Followers and chroniclers of jazz have long known Detroit as the home and source of a host of the music's finest practitioners. This new book documents much of that history, bringing the story up to today.
Rhiannon Giddens's multicultural background has presented particular challenges of self-definition. She is an artist of color who plays and records what she describes as "black non-black music," reviving a forgotten history.
History is hidden in plain sight, you know; blacks in country music. It’s right there, in so many different ways. This album confronts the ways we are culturally conditioned to avoid talking about America’s history of slavery, racism, and misogyny...

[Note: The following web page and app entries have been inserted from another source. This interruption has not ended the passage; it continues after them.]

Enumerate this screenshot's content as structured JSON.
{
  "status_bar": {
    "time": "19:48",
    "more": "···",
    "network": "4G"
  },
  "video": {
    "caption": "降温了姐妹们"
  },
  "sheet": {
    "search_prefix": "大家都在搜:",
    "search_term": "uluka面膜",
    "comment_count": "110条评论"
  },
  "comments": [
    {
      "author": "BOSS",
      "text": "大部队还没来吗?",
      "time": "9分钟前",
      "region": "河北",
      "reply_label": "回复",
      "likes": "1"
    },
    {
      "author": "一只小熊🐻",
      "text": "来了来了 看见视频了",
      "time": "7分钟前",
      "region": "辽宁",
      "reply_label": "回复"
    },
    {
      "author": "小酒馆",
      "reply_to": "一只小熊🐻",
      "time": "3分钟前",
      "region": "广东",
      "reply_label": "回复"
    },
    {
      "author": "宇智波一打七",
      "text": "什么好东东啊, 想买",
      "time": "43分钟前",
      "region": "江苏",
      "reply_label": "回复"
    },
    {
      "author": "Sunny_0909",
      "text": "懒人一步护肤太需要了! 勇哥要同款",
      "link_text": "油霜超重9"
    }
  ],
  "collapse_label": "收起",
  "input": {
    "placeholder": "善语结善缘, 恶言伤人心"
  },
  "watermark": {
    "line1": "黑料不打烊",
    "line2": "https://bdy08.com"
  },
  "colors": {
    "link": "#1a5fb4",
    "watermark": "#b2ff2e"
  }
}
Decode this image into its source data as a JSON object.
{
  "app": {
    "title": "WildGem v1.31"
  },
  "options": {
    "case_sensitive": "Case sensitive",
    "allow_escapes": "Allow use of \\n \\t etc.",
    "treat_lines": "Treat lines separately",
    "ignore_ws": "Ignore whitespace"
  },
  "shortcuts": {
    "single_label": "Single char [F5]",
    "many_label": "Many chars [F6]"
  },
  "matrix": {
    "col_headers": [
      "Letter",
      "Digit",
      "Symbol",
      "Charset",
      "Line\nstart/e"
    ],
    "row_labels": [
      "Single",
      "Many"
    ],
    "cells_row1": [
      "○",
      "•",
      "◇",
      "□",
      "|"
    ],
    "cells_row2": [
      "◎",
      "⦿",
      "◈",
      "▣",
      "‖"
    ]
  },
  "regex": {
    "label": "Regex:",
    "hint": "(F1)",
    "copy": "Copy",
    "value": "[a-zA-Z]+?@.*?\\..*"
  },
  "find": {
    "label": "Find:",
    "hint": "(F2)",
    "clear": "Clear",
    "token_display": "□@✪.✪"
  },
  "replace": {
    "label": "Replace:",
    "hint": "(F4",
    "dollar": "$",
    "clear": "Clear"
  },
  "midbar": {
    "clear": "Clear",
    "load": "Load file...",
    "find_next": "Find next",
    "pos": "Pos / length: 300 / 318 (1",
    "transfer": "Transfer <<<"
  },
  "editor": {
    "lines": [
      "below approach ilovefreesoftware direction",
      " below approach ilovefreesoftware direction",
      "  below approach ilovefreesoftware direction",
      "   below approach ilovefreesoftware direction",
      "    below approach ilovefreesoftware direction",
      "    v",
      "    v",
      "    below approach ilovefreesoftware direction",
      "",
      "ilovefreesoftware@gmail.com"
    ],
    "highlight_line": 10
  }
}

While much has changed in the 40 years that Rhiannon Giddens has been alive, her latest album, Freedom Highway, is a powerful testament to the inequality and injustice that remain. Other songs span various aspects of African American history.
In the 1970s a group of African American experimental jazz improvisors organized musician-sponsored concerts in a network of lower Manhattan lofts. The music they produced was not only sonically adventurous, much of it was also driven by a host of social concerns. Michael Heller has published a new history of this movement. Michael J. Agovino helps guide us through this important cultural moment.
Even in the era of the Beatles and Motown's roster of stars, the brilliant James Brown established a place that was his alone. His was not about magic, it was about power that could not be denied by anyone brought within its field of influence. What the book's author also finds is a wary solitariness that paradoxically found its fullest expression in Brown's ability to give himself so completely in performance to suggest a generosity approaching self-immolation.
This new memoir by pop culture and music critic Rashod Ollison is about growing up with rhythm and blues, and, writes reviewer Reginald Harris, "about the role of music in the lives of everyday music lovers, as both a consolation and a vision of a possible different future." Ollison writes about coming of age, coming to terms with his sexuality, and about what his early twin loves, literature and music, taught him.